The Montessori Education Parents' Summit, which runs from 2:00 p.m. to 5:00 p.m., also doubles as a showcase for Cincinnati's Montessori schools, which range from private preschools to numerous public elementary schools and the nation's first public Montessori high school.
Beth Bronsil, chair of the University's Montessori teacher education program who began teaching Montessori in 1968, said 2004 is a turning point for Montessori education in Cincinnati because calls for testing students are increasing at the federal and state levels.
"It's an important time because with all the emphasis on testing and No Child Left Behind, I think that they don't emphasize the importance of seeing each child where they begin and moving from the beginning point for each child instead of moving from a testing point," Bronsil says. "I'm very concerned about that. We want No Child Left Behind, but we want children to move ahead from where they are and not from where people want them to be."
Bronsil is delivering the keynote speech about the Montessori philosophy and method at the beginning of the program. Cincinnati Public Schools Superintendent Alton Frailey is addressing the audience at 4:25 p.m. And Keith Jackson, a Xavier basketball standout and a Sands Montessori graduate, also is speaking.
In between, parents have an hour to attend education sessions led by Montessori certified teachers who are explaining and demonstrating instruction at different age levels-ages 3 through 6, 6 through 9, 9 through 12 and junior and senior high school.

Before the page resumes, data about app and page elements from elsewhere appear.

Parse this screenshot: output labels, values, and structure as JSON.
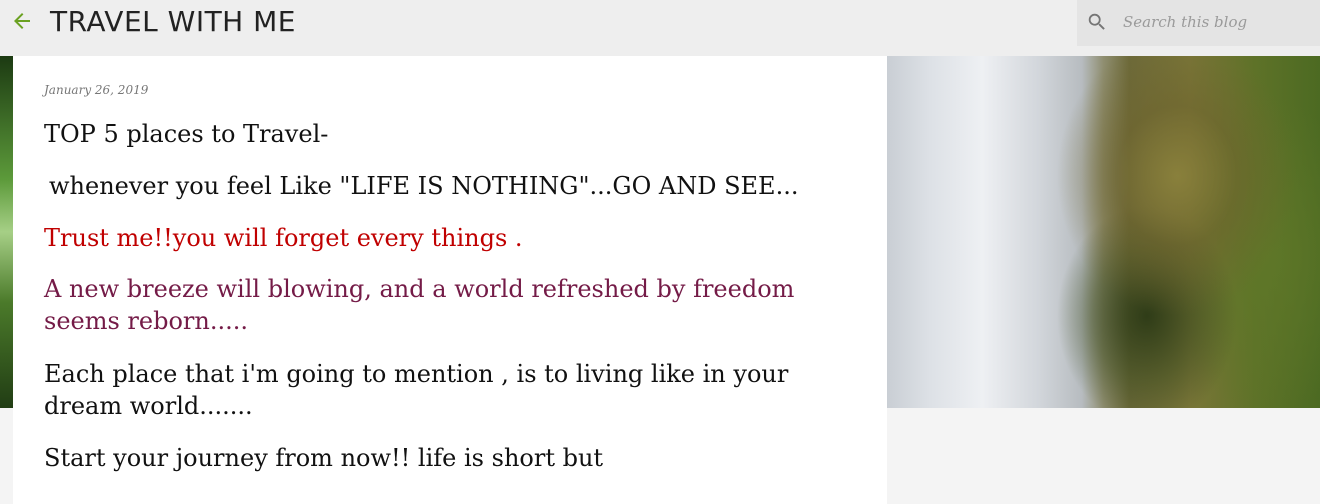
{
  "header": {
    "blog_title": "TRAVEL WITH ME",
    "back_icon": "back-arrow-icon",
    "back_icon_color": "#6aa121"
  },
  "search": {
    "placeholder": "Search this blog",
    "icon": "search-icon"
  },
  "post": {
    "date": "January 26, 2019",
    "lines": [
      "TOP 5 places to Travel-",
      "whenever you feel Like \"LIFE IS NOTHING\"...GO AND SEE...",
      "Trust me!!you will forget every things .",
      "A new breeze will blowing, and a world refreshed by freedom seems reborn.....",
      "Each place that i'm going to mention , is to living like in your dream world.......",
      "Start your journey from now!! life is short but"
    ],
    "colors": {
      "default": "#111111",
      "highlight_red": "#c00000",
      "highlight_purple": "#741b47"
    }
  }
}
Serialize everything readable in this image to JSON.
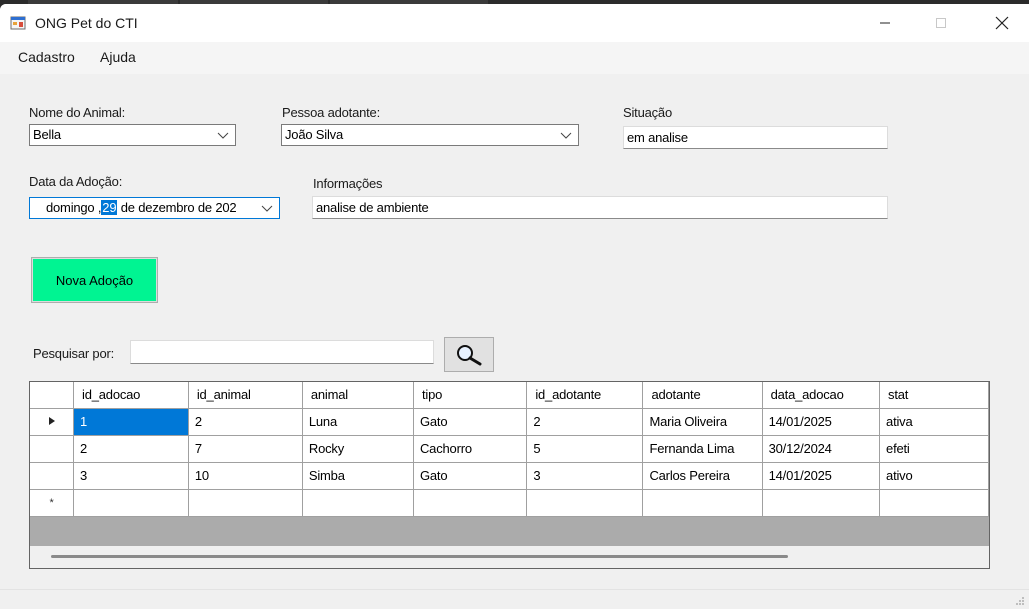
{
  "window": {
    "title": "ONG Pet do CTI",
    "icon": "app-form-icon",
    "controls": {
      "minimize": "─",
      "maximize": "☐",
      "close": "✕"
    }
  },
  "menu": {
    "items": [
      {
        "label": "Cadastro"
      },
      {
        "label": "Ajuda"
      }
    ]
  },
  "form": {
    "animal_label": "Nome do Animal:",
    "animal_value": "Bella",
    "adotante_label": "Pessoa adotante:",
    "adotante_value": "João Silva",
    "situacao_label": "Situação",
    "situacao_value": "em analise",
    "data_label": "Data da Adoção:",
    "data_weekday": "domingo",
    "data_sep": " ,",
    "data_day": "29",
    "data_rest": "de dezembro de 202",
    "info_label": "Informações",
    "info_value": "analise de ambiente",
    "nova_button": "Nova Adoção",
    "nova_button_color": "#00f492",
    "pesquisar_label": "Pesquisar por:",
    "pesquisar_value": ""
  },
  "grid": {
    "columns": [
      "id_adocao",
      "id_animal",
      "animal",
      "tipo",
      "id_adotante",
      "adotante",
      "data_adocao",
      "stat"
    ],
    "rows": [
      [
        "1",
        "2",
        "Luna",
        "Gato",
        "2",
        "Maria Oliveira",
        "14/01/2025",
        "ativa"
      ],
      [
        "2",
        "7",
        "Rocky",
        "Cachorro",
        "5",
        "Fernanda Lima",
        "30/12/2024",
        "efeti"
      ],
      [
        "3",
        "10",
        "Simba",
        "Gato",
        "3",
        "Carlos Pereira",
        "14/01/2025",
        "ativo"
      ]
    ],
    "current_row_marker": "▶",
    "new_row_marker": "*",
    "selection_color": "#0078d7"
  }
}
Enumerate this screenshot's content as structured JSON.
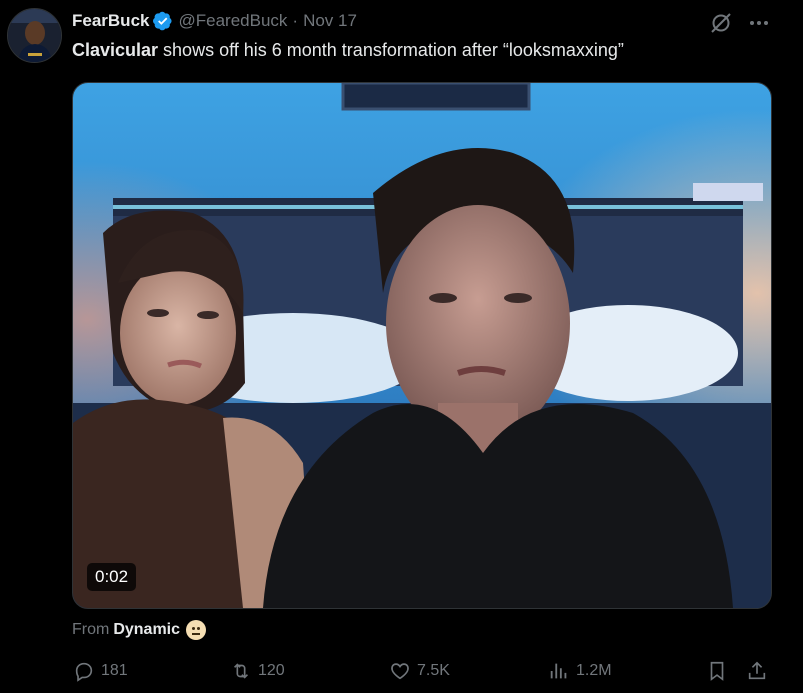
{
  "post": {
    "author": {
      "display_name": "FearBuck",
      "handle": "@FearedBuck",
      "separator": "·",
      "date": "Nov 17"
    },
    "text": {
      "bold_part": "Clavicular",
      "rest": " shows off his 6 month transformation after “looksmaxxing”"
    },
    "media": {
      "type": "video",
      "timestamp": "0:02"
    },
    "source": {
      "label": "From",
      "name": "Dynamic"
    },
    "metrics": {
      "replies": "181",
      "reposts": "120",
      "likes": "7.5K",
      "views": "1.2M"
    }
  },
  "colors": {
    "background": "#000000",
    "text_primary": "#e7e9ea",
    "text_secondary": "#71767b",
    "verified_blue": "#1d9bf0"
  },
  "icons": {
    "reply": "reply-icon",
    "repost": "repost-icon",
    "like": "like-icon",
    "views": "views-icon",
    "bookmark": "bookmark-icon",
    "share": "share-icon",
    "grok": "grok-icon",
    "more": "more-icon",
    "verified": "verified-badge-icon"
  }
}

Children ages 3 and up are invited to attend the summit and will be kept busy with crafts, games and other activities on the concourse level. Student volunteers from Xavier and Clark Montessori High School are directing the children's activities.
The Ropin' Rockets jump rope team from North Avondale Montessori is performing at 2:00 p.m. to kick off the program. The Suzuki Strings, a group of Montessori students playing stringed instruments, are performing toward the end of the program, as will an African drumming class from the high school.
Montessori education became a popular fixture in Cincinnati after the Cincinnati Public Schools' decision in the mid-1970s to create a group of magnet schools that would help reduce middle-class flight to the suburbs and promote school integration by drawing students from across the district to schools that offered special programs. Montessori was one of the first alternative programs offered when the district opened Sands Montessori, the nation's first public Montessori school, in downtown Cincinnati in 1975.
The district now has three other Montessori elementary schools-North Avondale, Dater and Winton-and the newest program at Clark Montessori High School in the Hyde Park neighborhood. Clark is one of only two schools in the district to earn the state's highest "excellent" rating with Walnut Hills High School for the 2002-2003 school year.
A number of other Montessori programs are available in private schools, including the University's Montessori Lab School for ages 3 through 9. The Cincinnati Montessori Society lists 48 private and public Montessori schools in the Cincinnati metro region, though Bronsil says not all schools are listed.
The summit is co-sponsored by Xavier's Montessori education department and the Cincinnati Public Schools' Montessori parent groups with support from the Cincinnati Montessori Society. Admission to the event is free. Parking is available. Those who plan to attend may RSVP to Vanessa White, president of the Sands Montessori parent organization, at 513 363-5054, or at firstname.lastname@example.org.